When swells interact with high wind speed weather systems (e.g., storms like Sandy in 2012), water can be pushed up on coastal shores leading to “storm surge” flooding. This doesn’t involve a “wall of water,” such as a tsunami. Instead more water pushes up on a beach or coastal area than can be removed by gravity during a succession of waves. This scenario can quickly lead to building water levels and flooding.
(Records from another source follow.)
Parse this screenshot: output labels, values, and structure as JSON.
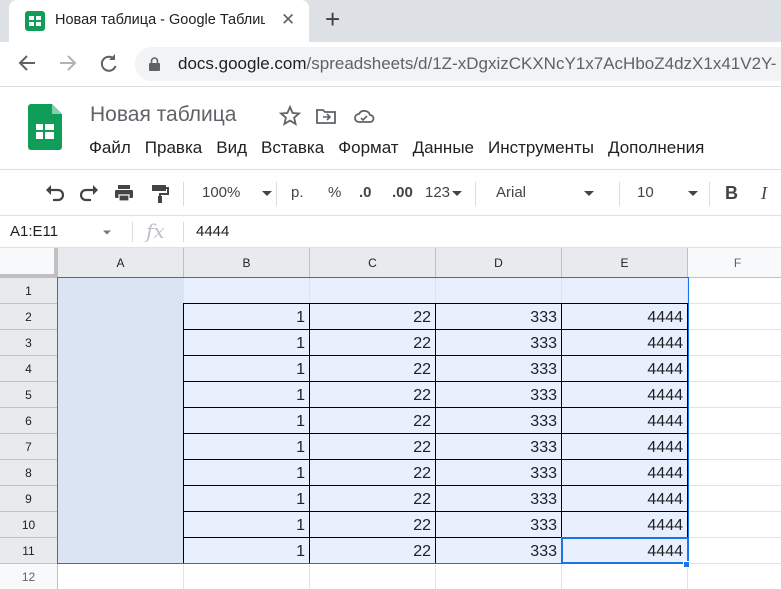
{
  "browser": {
    "tab_title": "Новая таблица - Google Таблицы",
    "url_host": "docs.google.com",
    "url_path": "/spreadsheets/d/1Z-xDgxizCKXNcY1x7AcHboZ4dzX1x41V2Y-"
  },
  "doc": {
    "title": "Новая таблица",
    "menu": [
      "Файл",
      "Правка",
      "Вид",
      "Вставка",
      "Формат",
      "Данные",
      "Инструменты",
      "Дополнения"
    ]
  },
  "toolbar": {
    "zoom": "100%",
    "currency": "р.",
    "percent": "%",
    "dec_less": ".0",
    "dec_more": ".00",
    "more_formats": "123",
    "font": "Arial",
    "font_size": "10",
    "bold": "B",
    "italic": "I"
  },
  "formula_bar": {
    "name_box": "A1:E11",
    "fx": "fx",
    "value": "4444"
  },
  "sheet": {
    "columns": [
      "A",
      "B",
      "C",
      "D",
      "E",
      "F"
    ],
    "rows": [
      "1",
      "2",
      "3",
      "4",
      "5",
      "6",
      "7",
      "8",
      "9",
      "10",
      "11",
      "12"
    ],
    "data": [
      [
        "",
        "",
        "",
        "",
        "",
        ""
      ],
      [
        "",
        "1",
        "22",
        "333",
        "4444",
        ""
      ],
      [
        "",
        "1",
        "22",
        "333",
        "4444",
        ""
      ],
      [
        "",
        "1",
        "22",
        "333",
        "4444",
        ""
      ],
      [
        "",
        "1",
        "22",
        "333",
        "4444",
        ""
      ],
      [
        "",
        "1",
        "22",
        "333",
        "4444",
        ""
      ],
      [
        "",
        "1",
        "22",
        "333",
        "4444",
        ""
      ],
      [
        "",
        "1",
        "22",
        "333",
        "4444",
        ""
      ],
      [
        "",
        "1",
        "22",
        "333",
        "4444",
        ""
      ],
      [
        "",
        "1",
        "22",
        "333",
        "4444",
        ""
      ],
      [
        "",
        "1",
        "22",
        "333",
        "4444",
        ""
      ],
      [
        "",
        "",
        "",
        "",
        "",
        ""
      ]
    ]
  },
  "colors": {
    "selection_fill": "#e8f0fe",
    "selection_border": "#1a73e8",
    "sheets_green": "#0f9d58"
  }
}
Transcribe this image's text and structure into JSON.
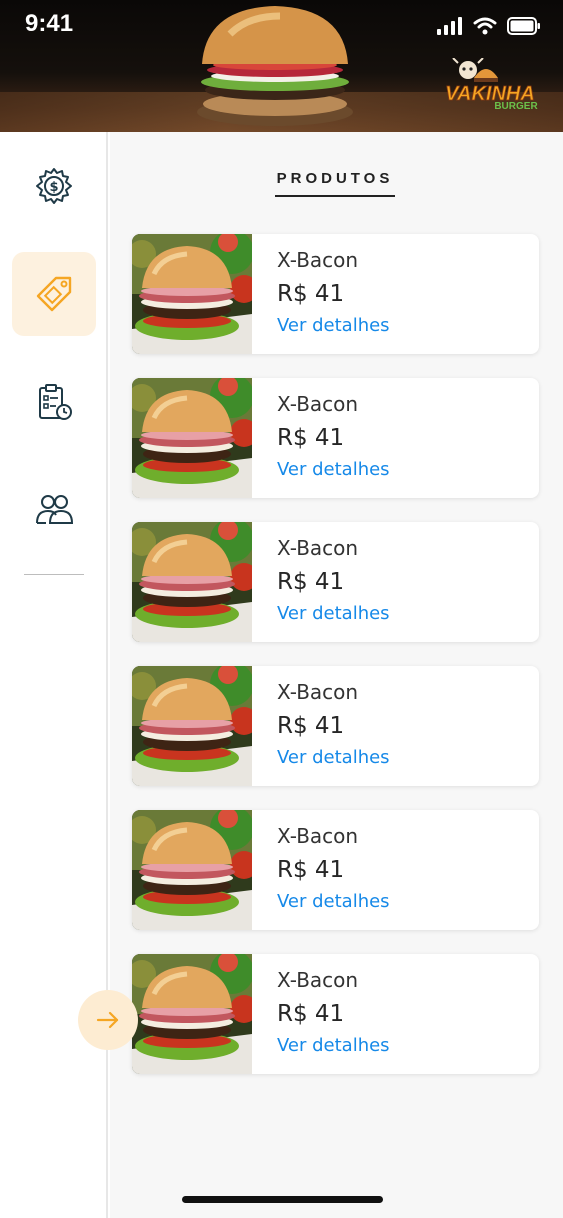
{
  "status_bar": {
    "time": "9:41"
  },
  "brand": {
    "logo_text_top": "VAKINHA",
    "logo_text_bottom": "BURGER",
    "accent": "#f5a623"
  },
  "colors": {
    "active_nav_bg": "#fdf1df",
    "link": "#1689e8",
    "next_button_bg": "#fdecd2"
  },
  "sidebar": {
    "items": [
      {
        "icon": "settings-dollar-icon",
        "active": false
      },
      {
        "icon": "price-tag-icon",
        "active": true
      },
      {
        "icon": "clipboard-clock-icon",
        "active": false
      },
      {
        "icon": "users-icon",
        "active": false
      }
    ],
    "next_icon": "arrow-right-icon"
  },
  "page": {
    "title": "PRODUTOS"
  },
  "products": [
    {
      "name": "X-Bacon",
      "price": "R$ 41",
      "link": "Ver detalhes"
    },
    {
      "name": "X-Bacon",
      "price": "R$ 41",
      "link": "Ver detalhes"
    },
    {
      "name": "X-Bacon",
      "price": "R$ 41",
      "link": "Ver detalhes"
    },
    {
      "name": "X-Bacon",
      "price": "R$ 41",
      "link": "Ver detalhes"
    },
    {
      "name": "X-Bacon",
      "price": "R$ 41",
      "link": "Ver detalhes"
    },
    {
      "name": "X-Bacon",
      "price": "R$ 41",
      "link": "Ver detalhes"
    }
  ]
}
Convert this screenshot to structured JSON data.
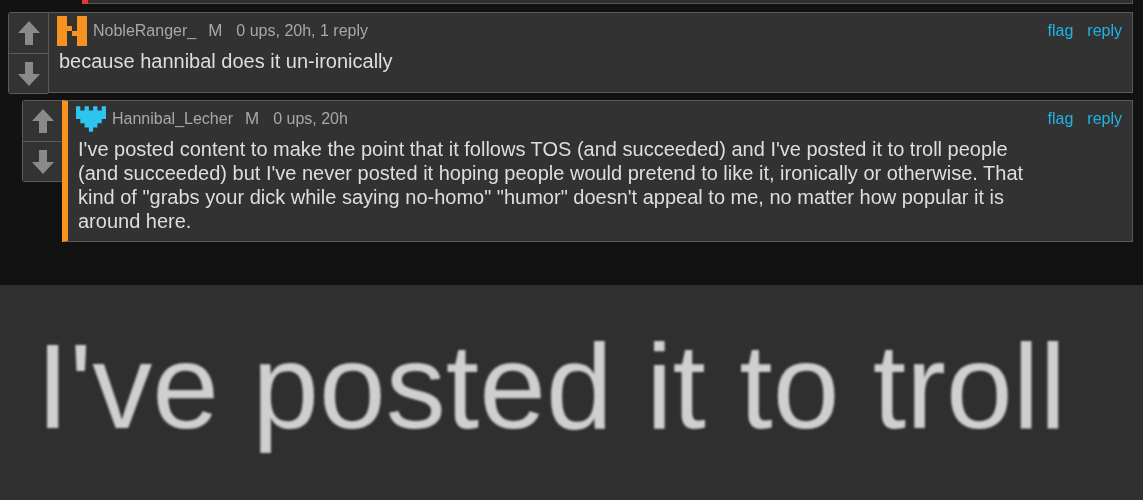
{
  "previous_comment": {
    "color": "#e53935"
  },
  "comments": [
    {
      "kind": "h",
      "username": "NobleRanger_",
      "badge": "M",
      "meta": "0 ups, 20h, 1 reply",
      "actions": [
        "flag",
        "reply"
      ],
      "body": "because hannibal does it un-ironically",
      "nested": false
    },
    {
      "kind": "pixel",
      "username": "Hannibal_Lecher",
      "badge": "M",
      "meta": "0 ups, 20h",
      "actions": [
        "flag",
        "reply"
      ],
      "body": "I've posted content to make the point that it follows TOS (and succeeded) and I've posted it to troll people (and succeeded) but I've never posted it hoping people would pretend to like it, ironically or otherwise. That kind of \"grabs your dick while saying no-homo\" \"humor\" doesn't appeal to me, no matter how popular it is around here.",
      "nested": true,
      "color": "#f7931e"
    }
  ],
  "zoomed_text": "I've posted it to troll"
}
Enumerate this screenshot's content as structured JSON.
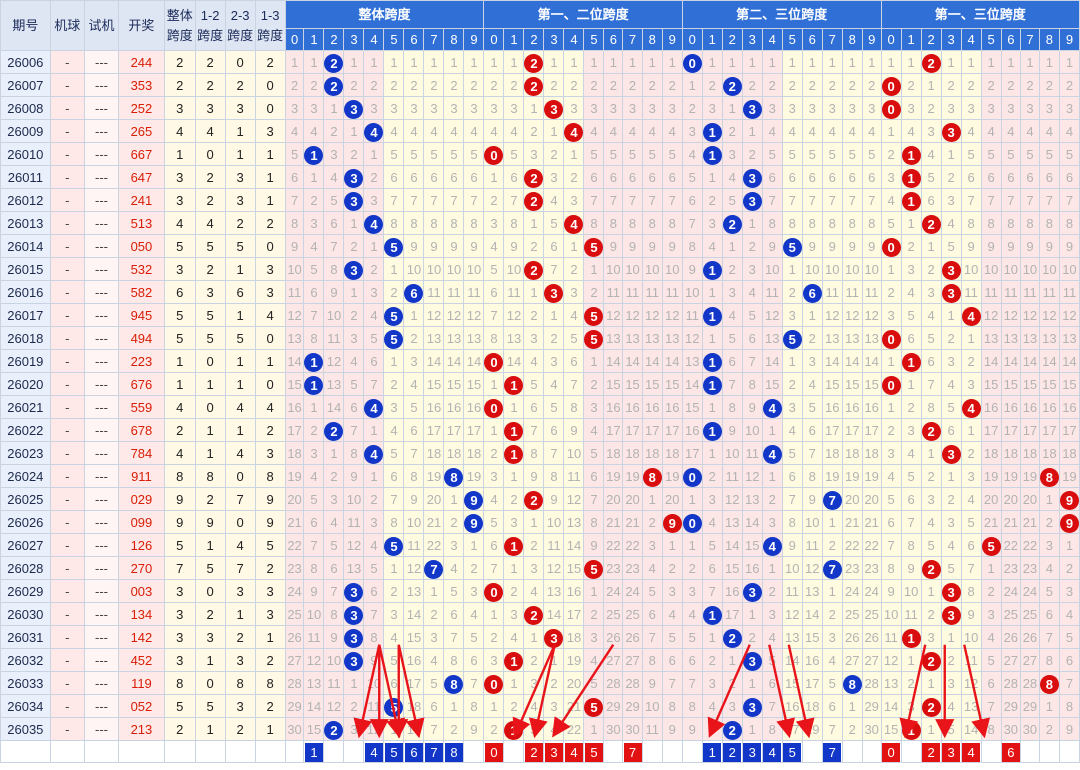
{
  "table": {
    "headers": {
      "issue": "期号",
      "ball": "机球",
      "trial": "试机",
      "draw": "开奖",
      "span_total": "整体跨度",
      "span12": "1-2跨度",
      "span23": "2-3跨度",
      "span13": "1-3跨度"
    },
    "groups": [
      "整体跨度",
      "第一、二位跨度",
      "第二、三位跨度",
      "第一、三位跨度"
    ],
    "digits": [
      "0",
      "1",
      "2",
      "3",
      "4",
      "5",
      "6",
      "7",
      "8",
      "9"
    ],
    "rows": [
      {
        "issue": "26006",
        "ball": "-",
        "trial": "---",
        "draw": "244",
        "spans": [
          2,
          2,
          0,
          2
        ]
      },
      {
        "issue": "26007",
        "ball": "-",
        "trial": "---",
        "draw": "353",
        "spans": [
          2,
          2,
          2,
          0
        ]
      },
      {
        "issue": "26008",
        "ball": "-",
        "trial": "---",
        "draw": "252",
        "spans": [
          3,
          3,
          3,
          0
        ]
      },
      {
        "issue": "26009",
        "ball": "-",
        "trial": "---",
        "draw": "265",
        "spans": [
          4,
          4,
          1,
          3
        ]
      },
      {
        "issue": "26010",
        "ball": "-",
        "trial": "---",
        "draw": "667",
        "spans": [
          1,
          0,
          1,
          1
        ]
      },
      {
        "issue": "26011",
        "ball": "-",
        "trial": "---",
        "draw": "647",
        "spans": [
          3,
          2,
          3,
          1
        ]
      },
      {
        "issue": "26012",
        "ball": "-",
        "trial": "---",
        "draw": "241",
        "spans": [
          3,
          2,
          3,
          1
        ]
      },
      {
        "issue": "26013",
        "ball": "-",
        "trial": "---",
        "draw": "513",
        "spans": [
          4,
          4,
          2,
          2
        ]
      },
      {
        "issue": "26014",
        "ball": "-",
        "trial": "---",
        "draw": "050",
        "spans": [
          5,
          5,
          5,
          0
        ]
      },
      {
        "issue": "26015",
        "ball": "-",
        "trial": "---",
        "draw": "532",
        "spans": [
          3,
          2,
          1,
          3
        ]
      },
      {
        "issue": "26016",
        "ball": "-",
        "trial": "---",
        "draw": "582",
        "spans": [
          6,
          3,
          6,
          3
        ]
      },
      {
        "issue": "26017",
        "ball": "-",
        "trial": "---",
        "draw": "945",
        "spans": [
          5,
          5,
          1,
          4
        ]
      },
      {
        "issue": "26018",
        "ball": "-",
        "trial": "---",
        "draw": "494",
        "spans": [
          5,
          5,
          5,
          0
        ]
      },
      {
        "issue": "26019",
        "ball": "-",
        "trial": "---",
        "draw": "223",
        "spans": [
          1,
          0,
          1,
          1
        ]
      },
      {
        "issue": "26020",
        "ball": "-",
        "trial": "---",
        "draw": "676",
        "spans": [
          1,
          1,
          1,
          0
        ]
      },
      {
        "issue": "26021",
        "ball": "-",
        "trial": "---",
        "draw": "559",
        "spans": [
          4,
          0,
          4,
          4
        ]
      },
      {
        "issue": "26022",
        "ball": "-",
        "trial": "---",
        "draw": "678",
        "spans": [
          2,
          1,
          1,
          2
        ]
      },
      {
        "issue": "26023",
        "ball": "-",
        "trial": "---",
        "draw": "784",
        "spans": [
          4,
          1,
          4,
          3
        ]
      },
      {
        "issue": "26024",
        "ball": "-",
        "trial": "---",
        "draw": "911",
        "spans": [
          8,
          8,
          0,
          8
        ]
      },
      {
        "issue": "26025",
        "ball": "-",
        "trial": "---",
        "draw": "029",
        "spans": [
          9,
          2,
          7,
          9
        ]
      },
      {
        "issue": "26026",
        "ball": "-",
        "trial": "---",
        "draw": "099",
        "spans": [
          9,
          9,
          0,
          9
        ]
      },
      {
        "issue": "26027",
        "ball": "-",
        "trial": "---",
        "draw": "126",
        "spans": [
          5,
          1,
          4,
          5
        ]
      },
      {
        "issue": "26028",
        "ball": "-",
        "trial": "---",
        "draw": "270",
        "spans": [
          7,
          5,
          7,
          2
        ]
      },
      {
        "issue": "26029",
        "ball": "-",
        "trial": "---",
        "draw": "003",
        "spans": [
          3,
          0,
          3,
          3
        ]
      },
      {
        "issue": "26030",
        "ball": "-",
        "trial": "---",
        "draw": "134",
        "spans": [
          3,
          2,
          1,
          3
        ]
      },
      {
        "issue": "26031",
        "ball": "-",
        "trial": "---",
        "draw": "142",
        "spans": [
          3,
          3,
          2,
          1
        ]
      },
      {
        "issue": "26032",
        "ball": "-",
        "trial": "---",
        "draw": "452",
        "spans": [
          3,
          1,
          3,
          2
        ]
      },
      {
        "issue": "26033",
        "ball": "-",
        "trial": "---",
        "draw": "119",
        "spans": [
          8,
          0,
          8,
          8
        ]
      },
      {
        "issue": "26034",
        "ball": "-",
        "trial": "---",
        "draw": "052",
        "spans": [
          5,
          5,
          3,
          2
        ]
      },
      {
        "issue": "26035",
        "ball": "-",
        "trial": "---",
        "draw": "213",
        "spans": [
          2,
          1,
          2,
          1
        ]
      }
    ],
    "predictions": [
      [
        1,
        4,
        5,
        6,
        7,
        8
      ],
      [
        0,
        2,
        3,
        4,
        5,
        7
      ],
      [
        1,
        2,
        3,
        4,
        5,
        7
      ],
      [
        0,
        2,
        3,
        4,
        6
      ]
    ]
  },
  "colors": {
    "blue_ball": "#1236c8",
    "red_ball": "#d90d0d",
    "header_blue": "#2f6fd6",
    "draw_red": "#d81e06",
    "arrow_red": "#e8141a"
  }
}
On a more localized and short-term basis, winds, typically above about 20 miles per hour (17 knots / nautical miles per hour), can generate white caps on the surface of water bodies. Often white caps are seen a short distance offshore (rather than nearshore) due to how the frictional effects of land slow down winds on and near the coast. However, even without the presence of whitecaps, winds can be sufficiently strong along coastal areas to impact water motion in the form of longshore, structural and rip currents. All three of these are problematical along the eastern shore of Lake Michigan today, where gusty southerly winds will be at work.
Early this Jul. 6, 2014 morning, the National Weather Service (NWS) in Grand Rapids, MI posted detailed information about possible lakeshore and beach hazards (Fig. 4) as people in the area try to capture yet another day of relaxation near the water. With winds expected to be blowing from the south at speeds of 15 to 25 miles per hour with higher gusts, the NWS has flagged the potential for high wave action (waves at least in the 3 to 6 foot range) and dangerous swimming conditions. With winds blowing so strongly, longshore currents are anticipated. While these typically mean that people in the water find themselves moving along the shore, even without noticing their movement. This is especially dangerous for children who can be carried significant distances from where parental eyes are watching.
Wave action on beaches, interacting with underwater sand bars, can generate rip currents. These strong, localized, underwater currents typically extend at right angles to the shoreline, and can pull even experienced swimmers away from shore. According to the U.S. Lifesaving Association (USLA), some 80% of rescues by USLA affiliated lifeguards at ocean beaches are caused by rip currents. The USLA recommends that swimmers not try to fight these currents. Rather, they suggest swimming parallel to shore until one feels the current relax, and then swim to shore. Since most rip currents are narrow, a short swim parallel to the shore should allow one to quickly escape the current.
Another watery risk involves structural currents. Here, waves, combined with the longshore current, can interact with piers, pier pilings, docks and other structures in the water. As the water flows past these (at higher than usual velocity), eddies and enhanced current flow can develop. These can quickly sweep people off their feet and possibly even drive them into a structure.
Not surprisingly, many piers have posted signage (Fig. 5) advising against swimming near a pier.
Whatever one’s beach destination, a few simple, common sense safety thoughts can help to ensure a safe day in the water.
© 2014 H. Michael Mogil